Work instructions: Check each line of the material below for "Open", then copy the ones that contain it.

Data records:
• • • • • • •

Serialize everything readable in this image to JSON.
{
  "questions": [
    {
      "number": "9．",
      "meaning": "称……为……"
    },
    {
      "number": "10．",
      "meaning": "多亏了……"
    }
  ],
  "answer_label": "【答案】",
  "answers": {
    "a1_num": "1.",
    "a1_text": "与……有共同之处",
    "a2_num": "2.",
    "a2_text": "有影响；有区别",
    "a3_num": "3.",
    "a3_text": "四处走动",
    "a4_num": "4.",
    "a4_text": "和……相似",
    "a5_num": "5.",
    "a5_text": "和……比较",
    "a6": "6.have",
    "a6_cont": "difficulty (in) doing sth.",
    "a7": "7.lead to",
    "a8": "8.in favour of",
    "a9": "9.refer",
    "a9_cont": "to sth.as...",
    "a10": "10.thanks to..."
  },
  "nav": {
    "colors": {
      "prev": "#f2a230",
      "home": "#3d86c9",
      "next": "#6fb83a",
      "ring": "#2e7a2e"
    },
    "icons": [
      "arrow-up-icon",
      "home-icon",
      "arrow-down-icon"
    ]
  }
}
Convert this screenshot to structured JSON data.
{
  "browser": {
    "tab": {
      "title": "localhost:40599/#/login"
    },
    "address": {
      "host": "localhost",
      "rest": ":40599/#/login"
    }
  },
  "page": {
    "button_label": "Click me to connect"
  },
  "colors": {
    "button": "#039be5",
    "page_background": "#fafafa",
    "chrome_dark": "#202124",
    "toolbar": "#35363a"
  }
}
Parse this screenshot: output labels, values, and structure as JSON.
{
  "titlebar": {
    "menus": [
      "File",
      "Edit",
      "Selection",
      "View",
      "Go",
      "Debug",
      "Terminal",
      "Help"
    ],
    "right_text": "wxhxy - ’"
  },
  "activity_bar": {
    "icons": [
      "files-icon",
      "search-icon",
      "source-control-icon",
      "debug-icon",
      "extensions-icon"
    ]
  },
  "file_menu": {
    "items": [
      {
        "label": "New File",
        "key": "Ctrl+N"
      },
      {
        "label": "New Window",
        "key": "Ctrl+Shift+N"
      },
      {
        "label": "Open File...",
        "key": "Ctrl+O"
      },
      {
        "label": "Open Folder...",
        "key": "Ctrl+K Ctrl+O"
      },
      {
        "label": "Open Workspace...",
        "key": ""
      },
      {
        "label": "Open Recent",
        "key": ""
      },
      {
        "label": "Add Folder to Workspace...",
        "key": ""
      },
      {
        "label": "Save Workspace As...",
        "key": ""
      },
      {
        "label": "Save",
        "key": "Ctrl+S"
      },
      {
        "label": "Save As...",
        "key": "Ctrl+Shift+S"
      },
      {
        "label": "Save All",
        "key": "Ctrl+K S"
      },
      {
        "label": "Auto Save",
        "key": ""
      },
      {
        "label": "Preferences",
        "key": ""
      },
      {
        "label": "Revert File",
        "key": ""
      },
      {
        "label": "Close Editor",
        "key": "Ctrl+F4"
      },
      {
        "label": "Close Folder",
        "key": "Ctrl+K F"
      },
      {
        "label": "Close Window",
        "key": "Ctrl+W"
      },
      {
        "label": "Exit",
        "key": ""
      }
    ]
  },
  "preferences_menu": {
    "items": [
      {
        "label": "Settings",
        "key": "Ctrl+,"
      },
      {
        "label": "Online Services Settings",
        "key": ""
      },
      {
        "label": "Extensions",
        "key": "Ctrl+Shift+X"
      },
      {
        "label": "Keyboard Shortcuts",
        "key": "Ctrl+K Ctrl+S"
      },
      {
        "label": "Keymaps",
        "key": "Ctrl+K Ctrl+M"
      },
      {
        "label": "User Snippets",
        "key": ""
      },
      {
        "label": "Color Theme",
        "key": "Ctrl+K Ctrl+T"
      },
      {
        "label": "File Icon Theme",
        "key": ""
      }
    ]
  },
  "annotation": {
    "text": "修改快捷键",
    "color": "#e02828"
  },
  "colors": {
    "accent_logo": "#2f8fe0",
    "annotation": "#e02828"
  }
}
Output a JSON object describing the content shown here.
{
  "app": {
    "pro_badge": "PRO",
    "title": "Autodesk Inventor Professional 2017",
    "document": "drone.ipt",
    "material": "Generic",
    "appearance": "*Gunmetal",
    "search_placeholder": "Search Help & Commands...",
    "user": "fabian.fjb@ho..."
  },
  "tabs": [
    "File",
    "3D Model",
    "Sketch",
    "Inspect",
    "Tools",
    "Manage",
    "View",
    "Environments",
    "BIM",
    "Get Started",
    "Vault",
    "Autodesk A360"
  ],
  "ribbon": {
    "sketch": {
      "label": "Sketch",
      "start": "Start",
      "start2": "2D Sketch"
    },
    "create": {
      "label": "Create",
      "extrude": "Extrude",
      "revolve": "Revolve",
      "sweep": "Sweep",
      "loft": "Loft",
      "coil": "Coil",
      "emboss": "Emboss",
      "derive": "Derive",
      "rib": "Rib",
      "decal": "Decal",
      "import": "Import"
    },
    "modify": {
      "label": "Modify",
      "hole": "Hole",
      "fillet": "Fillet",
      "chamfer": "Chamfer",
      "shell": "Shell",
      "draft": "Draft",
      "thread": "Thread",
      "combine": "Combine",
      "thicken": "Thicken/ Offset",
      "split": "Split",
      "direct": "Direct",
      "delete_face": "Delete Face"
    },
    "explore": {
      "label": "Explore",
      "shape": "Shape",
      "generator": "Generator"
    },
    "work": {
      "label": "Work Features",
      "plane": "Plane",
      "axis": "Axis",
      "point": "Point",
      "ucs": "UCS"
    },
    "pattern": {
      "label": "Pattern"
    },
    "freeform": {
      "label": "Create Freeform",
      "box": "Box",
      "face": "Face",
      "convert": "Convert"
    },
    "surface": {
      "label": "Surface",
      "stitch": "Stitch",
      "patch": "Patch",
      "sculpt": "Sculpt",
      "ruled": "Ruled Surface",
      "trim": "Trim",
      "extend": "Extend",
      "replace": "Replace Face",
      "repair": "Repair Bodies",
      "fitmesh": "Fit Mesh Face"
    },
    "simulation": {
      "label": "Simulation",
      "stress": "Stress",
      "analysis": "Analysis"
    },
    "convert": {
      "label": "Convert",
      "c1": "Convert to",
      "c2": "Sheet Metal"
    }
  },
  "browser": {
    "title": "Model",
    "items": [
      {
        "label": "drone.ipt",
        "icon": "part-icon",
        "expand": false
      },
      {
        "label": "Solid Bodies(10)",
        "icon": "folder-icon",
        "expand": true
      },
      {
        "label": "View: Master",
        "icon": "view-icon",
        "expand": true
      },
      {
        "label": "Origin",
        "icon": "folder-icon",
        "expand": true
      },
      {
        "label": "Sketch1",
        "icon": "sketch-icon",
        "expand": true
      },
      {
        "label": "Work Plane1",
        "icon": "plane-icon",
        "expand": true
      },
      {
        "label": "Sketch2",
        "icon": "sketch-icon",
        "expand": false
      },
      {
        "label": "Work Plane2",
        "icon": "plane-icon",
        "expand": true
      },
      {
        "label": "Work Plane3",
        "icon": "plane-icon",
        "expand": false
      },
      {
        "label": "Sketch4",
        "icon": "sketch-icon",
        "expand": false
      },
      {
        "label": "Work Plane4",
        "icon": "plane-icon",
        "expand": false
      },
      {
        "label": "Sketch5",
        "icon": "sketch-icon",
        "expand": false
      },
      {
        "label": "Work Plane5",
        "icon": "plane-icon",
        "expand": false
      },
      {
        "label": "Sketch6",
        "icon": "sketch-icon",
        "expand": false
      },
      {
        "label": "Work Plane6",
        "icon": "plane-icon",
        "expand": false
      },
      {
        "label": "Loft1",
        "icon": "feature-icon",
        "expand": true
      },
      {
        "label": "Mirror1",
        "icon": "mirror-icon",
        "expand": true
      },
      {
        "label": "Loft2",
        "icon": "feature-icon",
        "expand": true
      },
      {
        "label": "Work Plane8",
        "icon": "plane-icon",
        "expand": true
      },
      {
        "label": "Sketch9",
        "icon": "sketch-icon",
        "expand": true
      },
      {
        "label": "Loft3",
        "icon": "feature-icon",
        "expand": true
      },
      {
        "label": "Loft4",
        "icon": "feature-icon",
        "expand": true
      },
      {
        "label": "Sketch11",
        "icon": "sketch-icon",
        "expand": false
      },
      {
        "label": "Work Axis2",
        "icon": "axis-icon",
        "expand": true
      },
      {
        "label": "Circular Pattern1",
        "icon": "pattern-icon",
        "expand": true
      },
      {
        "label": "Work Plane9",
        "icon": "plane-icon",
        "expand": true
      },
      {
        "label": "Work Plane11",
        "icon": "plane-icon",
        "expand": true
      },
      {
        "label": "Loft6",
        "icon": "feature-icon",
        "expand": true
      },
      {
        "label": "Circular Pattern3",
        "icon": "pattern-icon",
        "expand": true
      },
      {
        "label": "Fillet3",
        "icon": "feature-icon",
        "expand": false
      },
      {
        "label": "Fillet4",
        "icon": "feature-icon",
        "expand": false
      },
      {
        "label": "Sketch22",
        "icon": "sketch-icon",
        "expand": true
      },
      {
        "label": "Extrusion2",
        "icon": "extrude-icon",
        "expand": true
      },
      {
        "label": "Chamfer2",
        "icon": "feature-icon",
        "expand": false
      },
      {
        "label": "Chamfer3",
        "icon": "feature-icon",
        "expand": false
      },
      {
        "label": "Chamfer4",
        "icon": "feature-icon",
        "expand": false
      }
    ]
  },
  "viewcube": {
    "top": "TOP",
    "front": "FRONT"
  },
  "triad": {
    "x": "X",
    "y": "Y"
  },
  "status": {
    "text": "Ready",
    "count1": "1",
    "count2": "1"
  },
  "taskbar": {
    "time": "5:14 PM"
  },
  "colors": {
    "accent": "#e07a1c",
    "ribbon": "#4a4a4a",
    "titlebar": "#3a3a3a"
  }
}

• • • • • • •

Output for this task:
        "label": "Open File...",
        "label": "Open Folder...",
        "label": "Open Workspace...",
        "label": "Open Recent",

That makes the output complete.